If we look at the saying and its meaning, we notice some of the obvious advantages of prevention over cure, as
• it is better to try to keep a bad thing from happening than it is to fix it once it has happened;
• it literally prevents the discomfort and costs of experiencing a preventable, negative event.
• it's easier to stop something happening in the first place than to repair the damage after it has happened.
Now let’s consider how Benjamin Franklin’s words of wisdom from the eighteenth century could apply to something as modern as fleet maintenance… particularly the eternal debate on whether to opt for preventative maintenance (prevention) or reactive maintenance (cure):
Some might argue that reactive maintenance allows fleet managers or anyone in charge of controlling a fleet to address an issue once it happens, thus optimising time and focusing on problems only when required. But the truth is that an event such as a breakdown always causes unanticipated costs (try to think not only about the cost of repairs or vehicle replacement, but also the delays it can cause and the workforce downtime to mention just a few) and disadvantages for a company.
A preventive approach seems in the first analysis as more time consuming, since preventative maintenance is based on a series of regular checks and servicing, scheduled according to a combination of factors: type, make and model of vehicle and manufacturer’s recommendations, scope of the vehicle and company’s activity, the weather in operational areas and so on. But in actual fact, a preventative maintenance philosophy offers advantages in a breakdown, such as a faster and more active response with a deeper knowledge of each vehicle and of the likely reasons which might have caused the breakdown itself. And it eventually results in lower costs as well…
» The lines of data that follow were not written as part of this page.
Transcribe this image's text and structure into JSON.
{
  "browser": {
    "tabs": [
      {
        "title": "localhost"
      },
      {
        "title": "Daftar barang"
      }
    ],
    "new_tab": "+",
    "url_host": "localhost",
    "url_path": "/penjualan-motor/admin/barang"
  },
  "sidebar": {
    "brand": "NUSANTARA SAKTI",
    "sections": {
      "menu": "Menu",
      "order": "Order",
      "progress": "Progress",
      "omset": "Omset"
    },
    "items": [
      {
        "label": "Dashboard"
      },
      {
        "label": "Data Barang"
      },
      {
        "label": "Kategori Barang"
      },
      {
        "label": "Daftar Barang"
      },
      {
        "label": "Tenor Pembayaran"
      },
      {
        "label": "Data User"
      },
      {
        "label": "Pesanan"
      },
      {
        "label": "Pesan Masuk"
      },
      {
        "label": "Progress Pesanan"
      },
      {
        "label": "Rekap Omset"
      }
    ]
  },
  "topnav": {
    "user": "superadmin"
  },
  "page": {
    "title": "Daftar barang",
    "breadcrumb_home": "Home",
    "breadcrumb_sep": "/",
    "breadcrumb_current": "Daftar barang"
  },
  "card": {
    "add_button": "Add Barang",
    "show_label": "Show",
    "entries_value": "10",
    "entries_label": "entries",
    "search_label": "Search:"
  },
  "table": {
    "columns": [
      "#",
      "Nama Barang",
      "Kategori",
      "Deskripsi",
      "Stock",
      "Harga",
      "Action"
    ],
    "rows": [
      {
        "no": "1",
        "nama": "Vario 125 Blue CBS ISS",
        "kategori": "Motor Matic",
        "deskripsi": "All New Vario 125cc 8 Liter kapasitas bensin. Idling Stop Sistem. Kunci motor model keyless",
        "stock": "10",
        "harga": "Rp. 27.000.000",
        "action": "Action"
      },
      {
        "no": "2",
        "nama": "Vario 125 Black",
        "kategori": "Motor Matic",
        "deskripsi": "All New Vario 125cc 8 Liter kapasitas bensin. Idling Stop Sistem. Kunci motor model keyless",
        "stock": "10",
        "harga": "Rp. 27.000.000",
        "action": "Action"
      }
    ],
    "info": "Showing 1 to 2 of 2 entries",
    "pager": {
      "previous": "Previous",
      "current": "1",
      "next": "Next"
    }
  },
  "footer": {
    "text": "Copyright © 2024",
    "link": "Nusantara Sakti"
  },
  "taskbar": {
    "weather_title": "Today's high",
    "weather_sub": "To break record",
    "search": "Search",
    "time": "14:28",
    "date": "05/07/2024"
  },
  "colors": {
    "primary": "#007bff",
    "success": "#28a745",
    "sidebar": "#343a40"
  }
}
In terms of fleet maintenance best practices, what do you think, which attitude would you recommend? Preventive maintenance really seems to be the best option. But how would you organise a preventive maintenance system? What would you use in order to decide how to plan servicing for your vehicles? If you need help with that query, have a look at our software page and see what SynX Perform can do for you!